Arabia Report
As we watch Venezuela, once dubbed a “terrestrial paradise” by Christopher Columbus, disintegrate, we are reminded that despite their enormous wealth, many of the world’s oil-rich states have delivered very little to their people. Developing oil exporters face a unique set of challenges. Most had only rudimentary political and economic institutions prior to the discovery of petroleum, a resource that creates well-documented distortive effects on development. And, while organizations such as USAID associate “democratic governance” with “long-term sustainable development,” oil states that have experimented with participatory government, such as Iraq and Venezuela, have fared as badly as, if not worse than, their autocratic peers. In view of these challenges, the relative success of Saudi Arabia, whose leadership prioritized stability, the delivery of services, and geopolitical maturity (i.e., avoiding the pitfall of foreign adventurism, which oil wealth tends to encourage) over that of her peers—Algeria, Equatorial Guinea, Iran, Iraq, Libya, Yemen, Angola, Chad, Congo-Brazzaville, Nigeria, and Venezuela—deserves attention. Click on image to read the full report
Arabia Report
Although it got little attention at the time, the war in Yemen began more than four years ago in July 2014.

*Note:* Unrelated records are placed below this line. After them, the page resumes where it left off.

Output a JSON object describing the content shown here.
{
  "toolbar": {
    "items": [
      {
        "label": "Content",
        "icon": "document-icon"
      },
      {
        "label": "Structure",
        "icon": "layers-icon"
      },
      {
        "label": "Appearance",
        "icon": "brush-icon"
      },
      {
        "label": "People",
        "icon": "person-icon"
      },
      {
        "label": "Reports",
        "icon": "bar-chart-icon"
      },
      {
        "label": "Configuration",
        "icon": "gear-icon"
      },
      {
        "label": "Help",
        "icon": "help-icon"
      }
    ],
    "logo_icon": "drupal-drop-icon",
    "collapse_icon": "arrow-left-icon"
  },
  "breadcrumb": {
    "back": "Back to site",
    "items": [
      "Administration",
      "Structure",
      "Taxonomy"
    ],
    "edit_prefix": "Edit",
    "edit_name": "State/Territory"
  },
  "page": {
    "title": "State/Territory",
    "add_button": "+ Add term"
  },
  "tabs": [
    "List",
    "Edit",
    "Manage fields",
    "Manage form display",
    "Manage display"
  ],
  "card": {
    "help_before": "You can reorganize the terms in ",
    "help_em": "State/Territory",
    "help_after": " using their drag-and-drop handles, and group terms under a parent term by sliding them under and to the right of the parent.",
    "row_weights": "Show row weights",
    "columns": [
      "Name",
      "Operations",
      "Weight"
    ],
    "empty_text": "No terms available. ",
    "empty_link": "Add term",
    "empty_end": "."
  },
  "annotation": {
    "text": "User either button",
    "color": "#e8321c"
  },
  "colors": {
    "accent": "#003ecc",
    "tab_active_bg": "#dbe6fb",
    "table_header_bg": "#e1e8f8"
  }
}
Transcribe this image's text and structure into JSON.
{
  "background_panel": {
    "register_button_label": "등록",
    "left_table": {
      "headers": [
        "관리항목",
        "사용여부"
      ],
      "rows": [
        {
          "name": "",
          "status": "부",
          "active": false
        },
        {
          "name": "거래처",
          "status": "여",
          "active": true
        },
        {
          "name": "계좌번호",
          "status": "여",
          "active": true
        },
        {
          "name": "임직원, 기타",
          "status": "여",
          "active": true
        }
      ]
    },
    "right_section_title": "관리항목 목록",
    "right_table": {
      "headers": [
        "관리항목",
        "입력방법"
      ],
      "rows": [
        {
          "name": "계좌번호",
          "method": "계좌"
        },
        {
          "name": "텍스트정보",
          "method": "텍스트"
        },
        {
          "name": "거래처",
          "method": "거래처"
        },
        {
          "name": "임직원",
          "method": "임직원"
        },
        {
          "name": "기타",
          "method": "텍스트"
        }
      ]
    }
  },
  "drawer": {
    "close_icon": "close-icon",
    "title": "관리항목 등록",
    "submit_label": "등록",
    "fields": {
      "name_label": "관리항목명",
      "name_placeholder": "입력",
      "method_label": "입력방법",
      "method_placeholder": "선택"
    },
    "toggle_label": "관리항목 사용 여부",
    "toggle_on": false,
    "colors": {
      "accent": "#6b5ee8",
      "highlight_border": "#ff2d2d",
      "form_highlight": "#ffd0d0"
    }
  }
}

Arabia Report
On June 24, as many as two thousand Saudi women will get behind the wheel for the first time in the kingdom’s history.
Arabia Report
On Sunday, May 6, the Lebanese people will be voting to elect a new parliament for the first time in nine years.
Arabia Report
At the beginning of 2018, Saudi Aramco released a charter in Arabic that includes components typically associated with articles of incorporation and bylaws.
Arabia Report
Saudi Arabia is, understandably, called out for its lack of women’s rights. But, constant scrutiny leaves little room for acknowledging advances as well as the significant social and cultural influences that have affected and will continue to affect the pace of these advances. This work endeavors to recognize the real progress the Kingdom has made over the last decade (i.e. “the good”), acknowledge where it has fallen short (i.e. “the bad”), and pinpoint the challenges we still face in the battle to advance women’s rights (e.g. “the paternalistic”).
Arabia Report
Vision 2030 was announced just over a year ago. The Vision’s aim: to move Saudi Arabia in a new direction—socially, culturally, institutionally, and of course, economically. Critics said it was too ambitious; optimists rebutted with enthusiasm; and, pragmatists argued that even if the strategy fell short- the effort alone would yield positive results. The reality resides somewhere among the three. Substantially, constructive strides were made over the last year; however, as is to be expected with a massive reform process, preliminary mistakes were also made. Although eventually rectified, these mistakes impeded the pace of progress and dented public sentiment. The aim of this brief is to reflect on the Vision’s effect to date, both the positive and the negative aspects.